TASK INSTRUCTIONS >> Work through the entries below and show every line in which "Verify" is found.

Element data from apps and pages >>
***

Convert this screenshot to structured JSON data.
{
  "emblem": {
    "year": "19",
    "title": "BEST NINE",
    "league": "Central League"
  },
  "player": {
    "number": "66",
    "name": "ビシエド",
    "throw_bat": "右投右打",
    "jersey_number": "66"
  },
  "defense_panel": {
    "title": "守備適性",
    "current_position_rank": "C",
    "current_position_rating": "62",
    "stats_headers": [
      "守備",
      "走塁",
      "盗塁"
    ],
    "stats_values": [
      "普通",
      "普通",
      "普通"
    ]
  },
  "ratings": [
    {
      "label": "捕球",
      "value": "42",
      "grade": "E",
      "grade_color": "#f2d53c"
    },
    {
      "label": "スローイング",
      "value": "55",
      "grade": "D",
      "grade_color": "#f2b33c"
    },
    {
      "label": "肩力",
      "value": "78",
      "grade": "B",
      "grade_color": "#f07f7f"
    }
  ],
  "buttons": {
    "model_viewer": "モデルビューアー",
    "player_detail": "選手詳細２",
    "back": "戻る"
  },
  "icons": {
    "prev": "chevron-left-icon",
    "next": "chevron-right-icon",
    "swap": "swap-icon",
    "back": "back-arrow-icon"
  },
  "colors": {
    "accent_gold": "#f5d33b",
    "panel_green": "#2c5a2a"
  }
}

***

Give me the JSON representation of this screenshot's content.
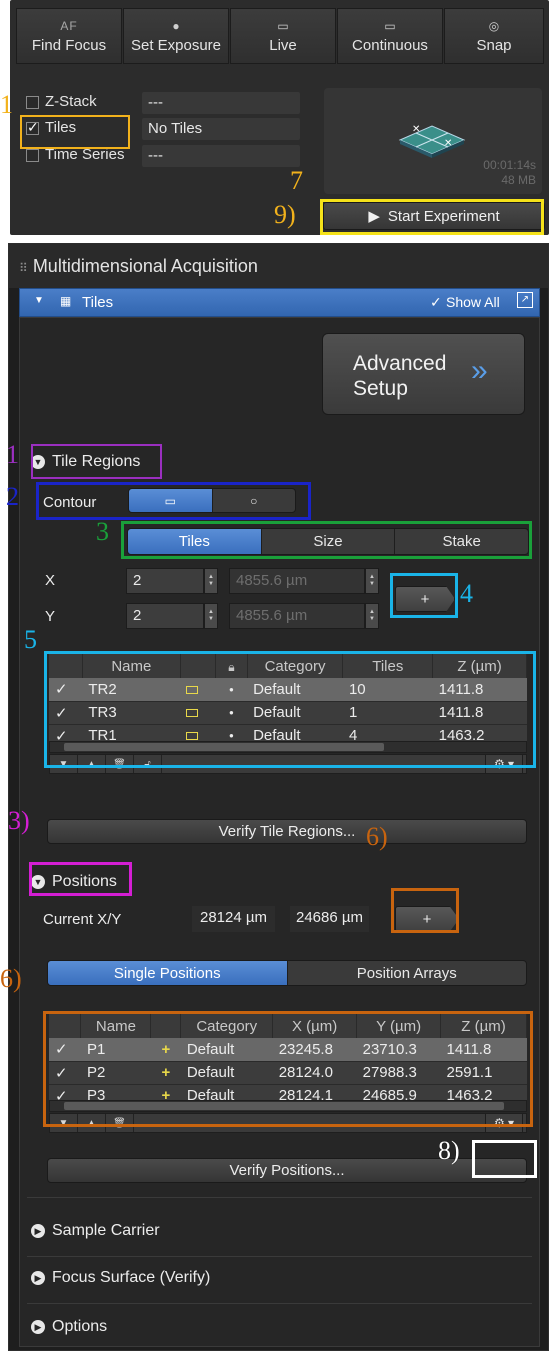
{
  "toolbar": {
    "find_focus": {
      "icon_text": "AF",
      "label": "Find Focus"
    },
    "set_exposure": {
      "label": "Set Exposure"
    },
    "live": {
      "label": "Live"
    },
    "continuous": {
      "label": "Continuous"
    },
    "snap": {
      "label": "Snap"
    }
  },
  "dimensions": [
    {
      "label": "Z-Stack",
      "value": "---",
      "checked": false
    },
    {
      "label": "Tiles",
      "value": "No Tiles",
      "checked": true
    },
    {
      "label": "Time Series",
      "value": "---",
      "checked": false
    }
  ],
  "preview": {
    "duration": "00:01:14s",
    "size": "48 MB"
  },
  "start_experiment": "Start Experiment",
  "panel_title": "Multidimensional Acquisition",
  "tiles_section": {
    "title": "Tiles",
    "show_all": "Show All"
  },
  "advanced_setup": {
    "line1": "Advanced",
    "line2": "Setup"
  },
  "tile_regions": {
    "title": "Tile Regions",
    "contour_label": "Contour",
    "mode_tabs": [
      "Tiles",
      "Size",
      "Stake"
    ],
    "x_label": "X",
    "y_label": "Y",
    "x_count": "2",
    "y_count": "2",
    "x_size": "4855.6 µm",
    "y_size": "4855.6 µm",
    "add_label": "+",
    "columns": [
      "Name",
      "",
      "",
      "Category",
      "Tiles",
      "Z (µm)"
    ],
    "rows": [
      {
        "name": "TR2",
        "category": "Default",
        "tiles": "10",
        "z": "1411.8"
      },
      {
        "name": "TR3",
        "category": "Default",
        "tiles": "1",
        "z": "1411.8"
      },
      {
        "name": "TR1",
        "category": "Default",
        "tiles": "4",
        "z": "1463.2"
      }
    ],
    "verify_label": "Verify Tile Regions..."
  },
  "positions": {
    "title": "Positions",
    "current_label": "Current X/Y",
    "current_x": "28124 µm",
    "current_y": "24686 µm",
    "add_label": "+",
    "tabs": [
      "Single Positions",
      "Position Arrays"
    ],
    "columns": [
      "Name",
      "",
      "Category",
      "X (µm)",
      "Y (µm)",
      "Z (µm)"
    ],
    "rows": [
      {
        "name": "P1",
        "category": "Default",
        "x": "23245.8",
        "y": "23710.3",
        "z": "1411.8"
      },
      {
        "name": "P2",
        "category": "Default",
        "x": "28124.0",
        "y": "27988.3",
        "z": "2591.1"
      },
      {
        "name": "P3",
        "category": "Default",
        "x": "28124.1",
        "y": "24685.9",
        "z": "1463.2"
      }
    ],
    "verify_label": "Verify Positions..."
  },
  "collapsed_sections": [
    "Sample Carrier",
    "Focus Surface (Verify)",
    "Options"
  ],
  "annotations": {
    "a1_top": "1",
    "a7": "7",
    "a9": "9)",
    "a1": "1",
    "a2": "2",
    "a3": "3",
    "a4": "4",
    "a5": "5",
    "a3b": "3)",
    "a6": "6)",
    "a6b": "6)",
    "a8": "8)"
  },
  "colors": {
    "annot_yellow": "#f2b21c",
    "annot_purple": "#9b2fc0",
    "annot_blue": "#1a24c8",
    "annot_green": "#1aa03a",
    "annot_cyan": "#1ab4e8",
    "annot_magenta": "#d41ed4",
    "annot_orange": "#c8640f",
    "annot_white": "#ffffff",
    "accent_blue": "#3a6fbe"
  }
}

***

RESULT OF THE TASK >>
    "verify_label": "Verify Tile Regions..."
    "verify_label": "Verify Positions..."
    "Focus Surface (Verify)",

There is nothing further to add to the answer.